→ **Work to be completed**: Wherever an image appears in the entries, drop it and reproduce everything else exactly.

→ **Exercise input**:
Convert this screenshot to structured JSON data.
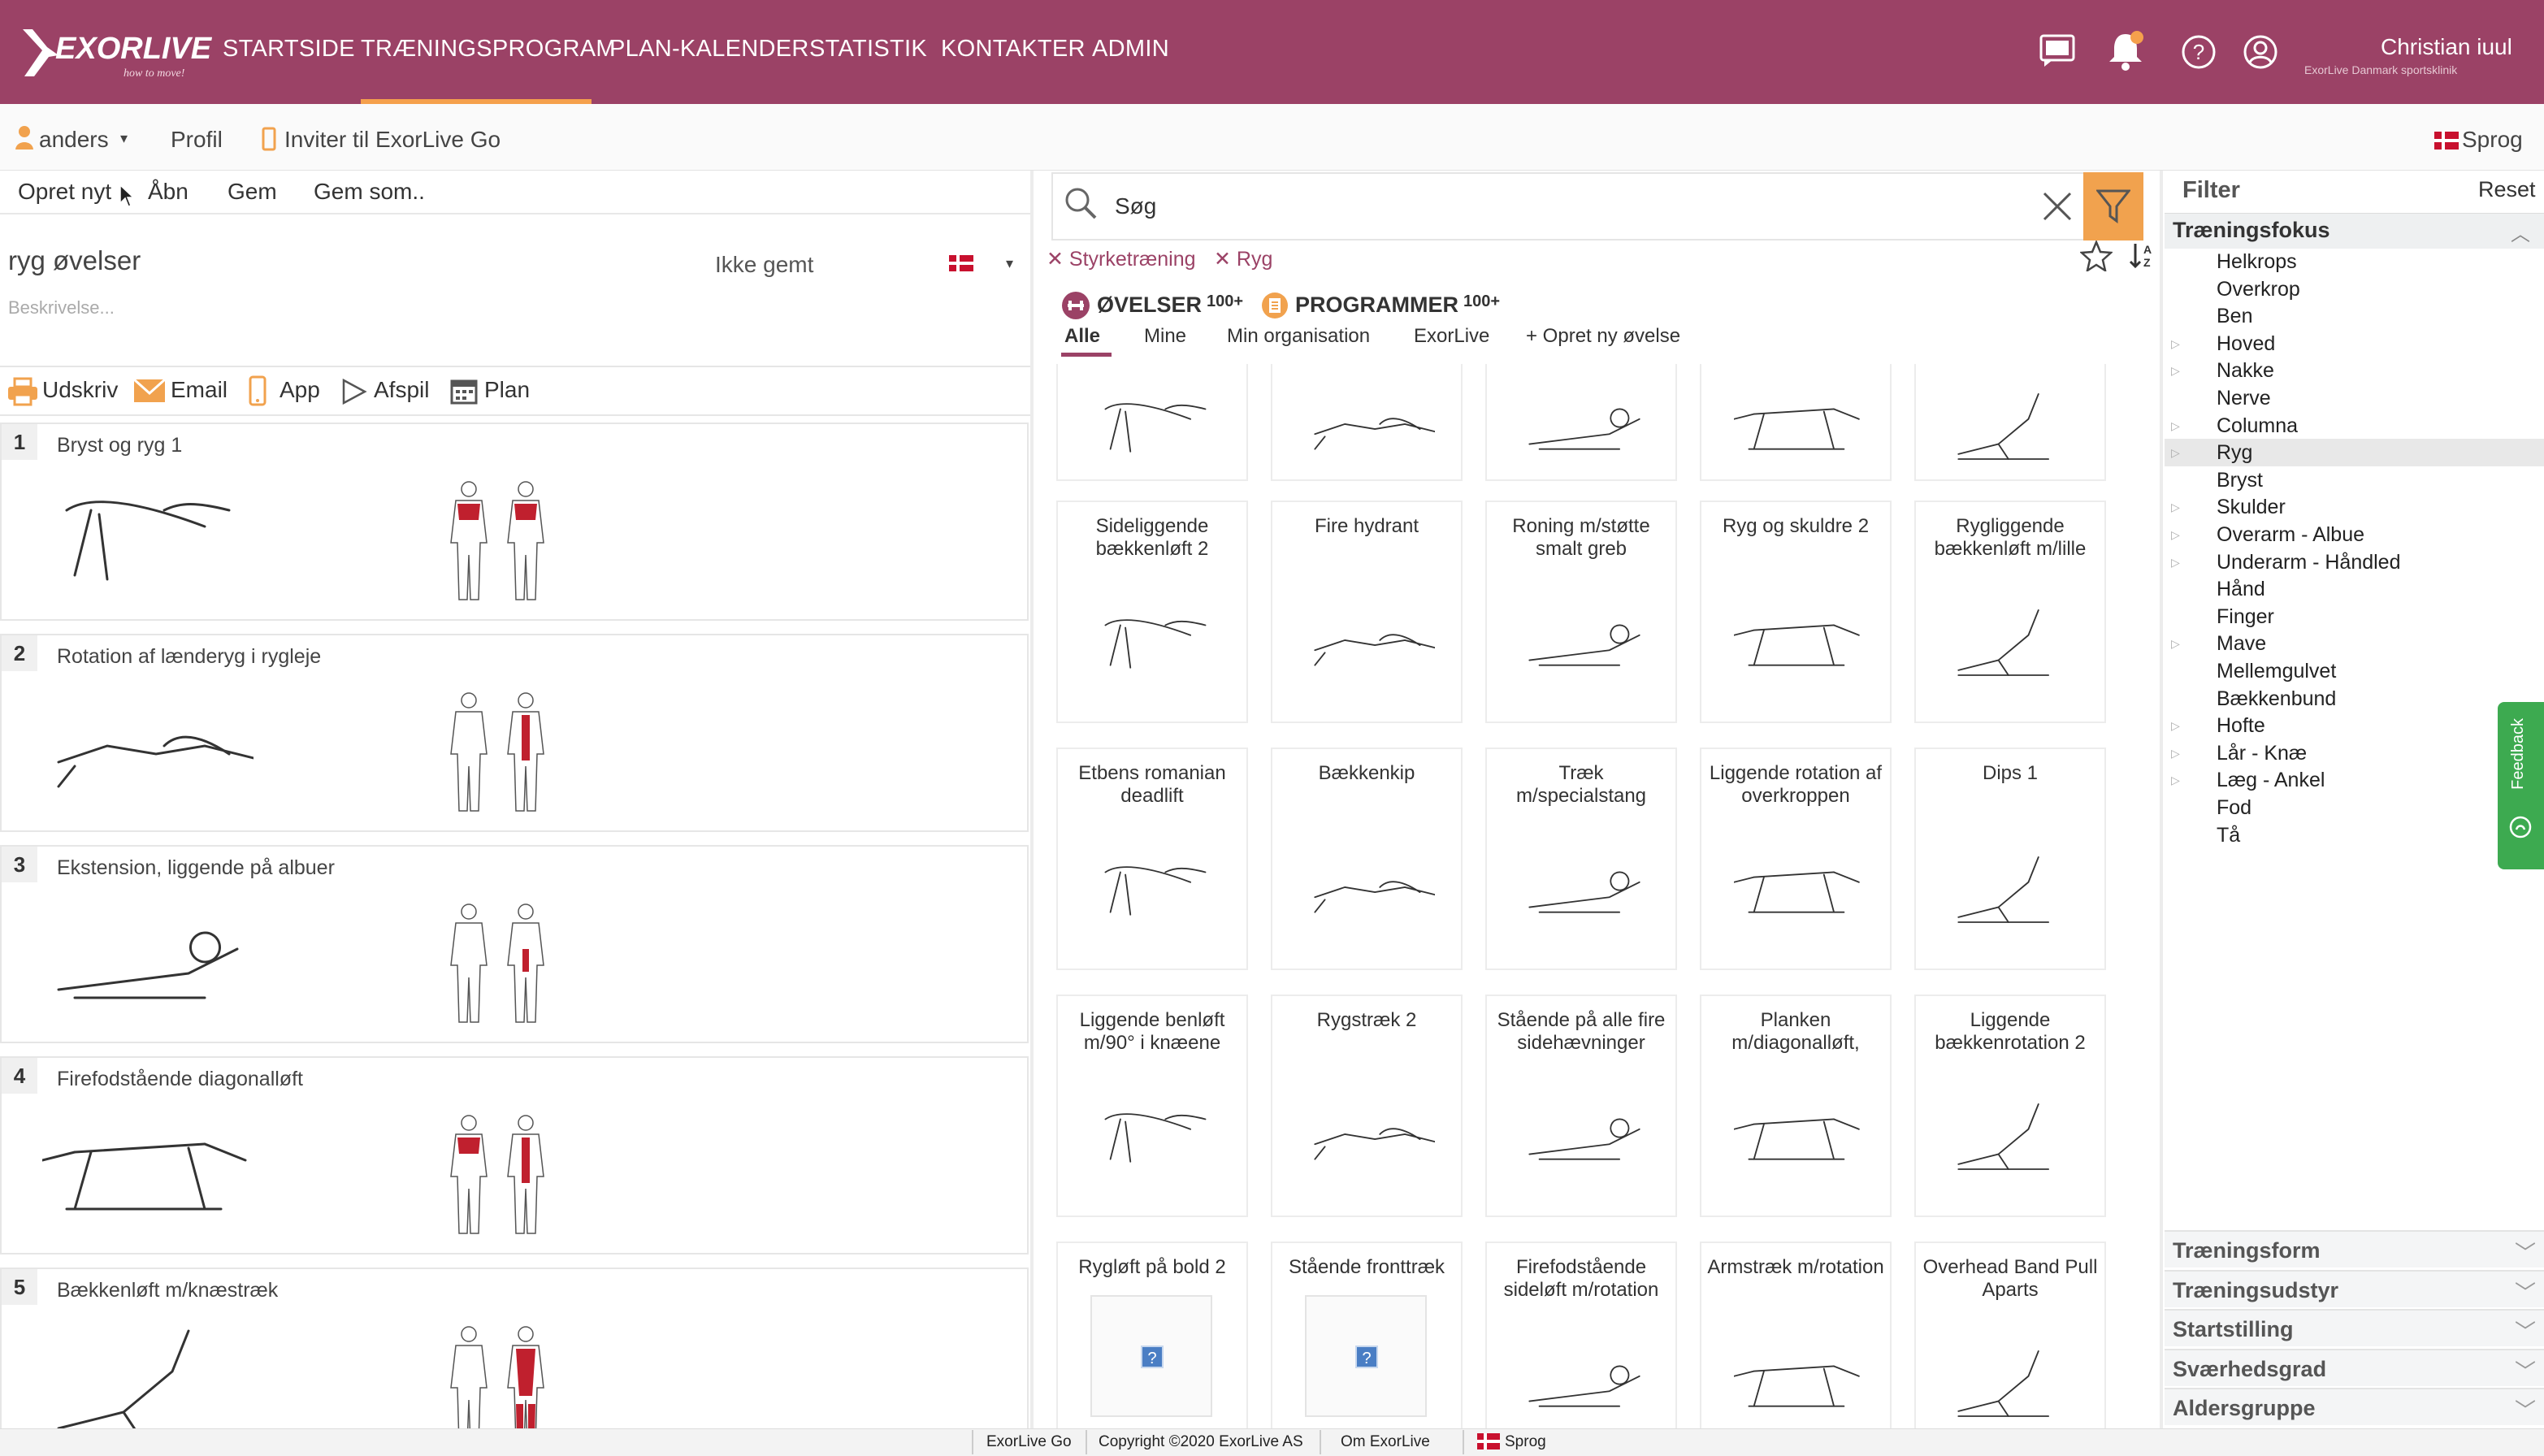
{
  "header": {
    "logo_text": "EXORLIVE",
    "logo_tagline": "how to move!",
    "nav": [
      "STARTSIDE",
      "TRÆNINGSPROGRAM",
      "PLAN-KALENDER",
      "STATISTIK",
      "KONTAKTER",
      "ADMIN"
    ],
    "active_nav": "TRÆNINGSPROGRAM",
    "user_name": "Christian iuul",
    "user_org": "ExorLive Danmark sportsklinik"
  },
  "subbar": {
    "user": "anders",
    "profile": "Profil",
    "invite": "Inviter til ExorLive Go",
    "language": "Sprog"
  },
  "toolbar": {
    "new": "Opret nyt",
    "open": "Åbn",
    "save": "Gem",
    "save_as": "Gem som.."
  },
  "program": {
    "title": "ryg øvelser",
    "status": "Ikke gemt",
    "description_placeholder": "Beskrivelse..."
  },
  "actions": {
    "print": "Udskriv",
    "email": "Email",
    "app": "App",
    "play": "Afspil",
    "plan": "Plan"
  },
  "program_exercises": [
    {
      "num": "1",
      "name": "Bryst og ryg 1"
    },
    {
      "num": "2",
      "name": "Rotation af lænderyg i rygleje"
    },
    {
      "num": "3",
      "name": "Ekstension, liggende på albuer"
    },
    {
      "num": "4",
      "name": "Firefodstående diagonalløft"
    },
    {
      "num": "5",
      "name": "Bækkenløft m/knæstræk"
    }
  ],
  "search": {
    "placeholder": "Søg",
    "chips": [
      "Styrketræning",
      "Ryg"
    ]
  },
  "content_tabs": {
    "exercises": "ØVELSER",
    "exercises_count": "100+",
    "programs": "PROGRAMMER",
    "programs_count": "100+"
  },
  "filter_tabs": [
    "Alle",
    "Mine",
    "Min organisation",
    "ExorLive",
    "+ Opret ny øvelse"
  ],
  "exercise_grid": [
    [
      "",
      "",
      "",
      "",
      ""
    ],
    [
      "Sideliggende bækkenløft 2",
      "Fire hydrant",
      "Roning m/støtte smalt greb",
      "Ryg og skuldre 2",
      "Rygliggende bækkenløft m/lille"
    ],
    [
      "Etbens romanian deadlift",
      "Bækkenkip",
      "Træk m/specialstang",
      "Liggende rotation af overkroppen",
      "Dips 1"
    ],
    [
      "Liggende benløft m/90° i knæene",
      "Rygstræk 2",
      "Stående på alle fire sidehævninger",
      "Planken m/diagonalløft,",
      "Liggende bækkenrotation 2"
    ],
    [
      "Rygløft på bold 2",
      "Stående fronttræk",
      "Firefodstående sideløft m/rotation",
      "Armstræk m/rotation",
      "Overhead Band Pull Aparts"
    ]
  ],
  "filter_panel": {
    "title": "Filter",
    "reset": "Reset",
    "focus_title": "Træningsfokus",
    "focus_items": [
      "Helkrops",
      "Overkrop",
      "Ben",
      "Hoved",
      "Nakke",
      "Nerve",
      "Columna",
      "Ryg",
      "Bryst",
      "Skulder",
      "Overarm - Albue",
      "Underarm - Håndled",
      "Hånd",
      "Finger",
      "Mave",
      "Mellemgulvet",
      "Bækkenbund",
      "Hofte",
      "Lår - Knæ",
      "Læg - Ankel",
      "Fod",
      "Tå"
    ],
    "selected": "Ryg",
    "sections": [
      "Træningsform",
      "Træningsudstyr",
      "Startstilling",
      "Sværhedsgrad",
      "Aldersgruppe"
    ]
  },
  "feedback": "Feedback",
  "footer": {
    "go": "ExorLive Go",
    "copyright": "Copyright ©2020 ExorLive AS",
    "about": "Om ExorLive",
    "language": "Sprog"
  },
  "colors": {
    "brand": "#9b4266",
    "accent": "#f1a24e",
    "muscle": "#c0202e",
    "feedback": "#3daa50"
  }
}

→ **Answer space**:
Convert this screenshot to structured JSON data.
{
  "header": {
    "logo_text": "EXORLIVE",
    "logo_tagline": "how to move!",
    "nav": [
      "STARTSIDE",
      "TRÆNINGSPROGRAM",
      "PLAN-KALENDER",
      "STATISTIK",
      "KONTAKTER",
      "ADMIN"
    ],
    "active_nav": "TRÆNINGSPROGRAM",
    "user_name": "Christian iuul",
    "user_org": "ExorLive Danmark sportsklinik"
  },
  "subbar": {
    "user": "anders",
    "profile": "Profil",
    "invite": "Inviter til ExorLive Go",
    "language": "Sprog"
  },
  "toolbar": {
    "new": "Opret nyt",
    "open": "Åbn",
    "save": "Gem",
    "save_as": "Gem som.."
  },
  "program": {
    "title": "ryg øvelser",
    "status": "Ikke gemt",
    "description_placeholder": "Beskrivelse..."
  },
  "actions": {
    "print": "Udskriv",
    "email": "Email",
    "app": "App",
    "play": "Afspil",
    "plan": "Plan"
  },
  "program_exercises": [
    {
      "num": "1",
      "name": "Bryst og ryg 1"
    },
    {
      "num": "2",
      "name": "Rotation af lænderyg i rygleje"
    },
    {
      "num": "3",
      "name": "Ekstension, liggende på albuer"
    },
    {
      "num": "4",
      "name": "Firefodstående diagonalløft"
    },
    {
      "num": "5",
      "name": "Bækkenløft m/knæstræk"
    }
  ],
  "search": {
    "placeholder": "Søg",
    "chips": [
      "Styrketræning",
      "Ryg"
    ]
  },
  "content_tabs": {
    "exercises": "ØVELSER",
    "exercises_count": "100+",
    "programs": "PROGRAMMER",
    "programs_count": "100+"
  },
  "filter_tabs": [
    "Alle",
    "Mine",
    "Min organisation",
    "ExorLive",
    "+ Opret ny øvelse"
  ],
  "exercise_grid": [
    [
      "",
      "",
      "",
      "",
      ""
    ],
    [
      "Sideliggende bækkenløft 2",
      "Fire hydrant",
      "Roning m/støtte smalt greb",
      "Ryg og skuldre 2",
      "Rygliggende bækkenløft m/lille"
    ],
    [
      "Etbens romanian deadlift",
      "Bækkenkip",
      "Træk m/specialstang",
      "Liggende rotation af overkroppen",
      "Dips 1"
    ],
    [
      "Liggende benløft m/90° i knæene",
      "Rygstræk 2",
      "Stående på alle fire sidehævninger",
      "Planken m/diagonalløft,",
      "Liggende bækkenrotation 2"
    ],
    [
      "Rygløft på bold 2",
      "Stående fronttræk",
      "Firefodstående sideløft m/rotation",
      "Armstræk m/rotation",
      "Overhead Band Pull Aparts"
    ]
  ],
  "filter_panel": {
    "title": "Filter",
    "reset": "Reset",
    "focus_title": "Træningsfokus",
    "focus_items": [
      "Helkrops",
      "Overkrop",
      "Ben",
      "Hoved",
      "Nakke",
      "Nerve",
      "Columna",
      "Ryg",
      "Bryst",
      "Skulder",
      "Overarm - Albue",
      "Underarm - Håndled",
      "Hånd",
      "Finger",
      "Mave",
      "Mellemgulvet",
      "Bækkenbund",
      "Hofte",
      "Lår - Knæ",
      "Læg - Ankel",
      "Fod",
      "Tå"
    ],
    "selected": "Ryg",
    "sections": [
      "Træningsform",
      "Træningsudstyr",
      "Startstilling",
      "Sværhedsgrad",
      "Aldersgruppe"
    ]
  },
  "feedback": "Feedback",
  "footer": {
    "go": "ExorLive Go",
    "copyright": "Copyright ©2020 ExorLive AS",
    "about": "Om ExorLive",
    "language": "Sprog"
  },
  "colors": {
    "brand": "#9b4266",
    "accent": "#f1a24e",
    "muscle": "#c0202e",
    "feedback": "#3daa50"
  }
}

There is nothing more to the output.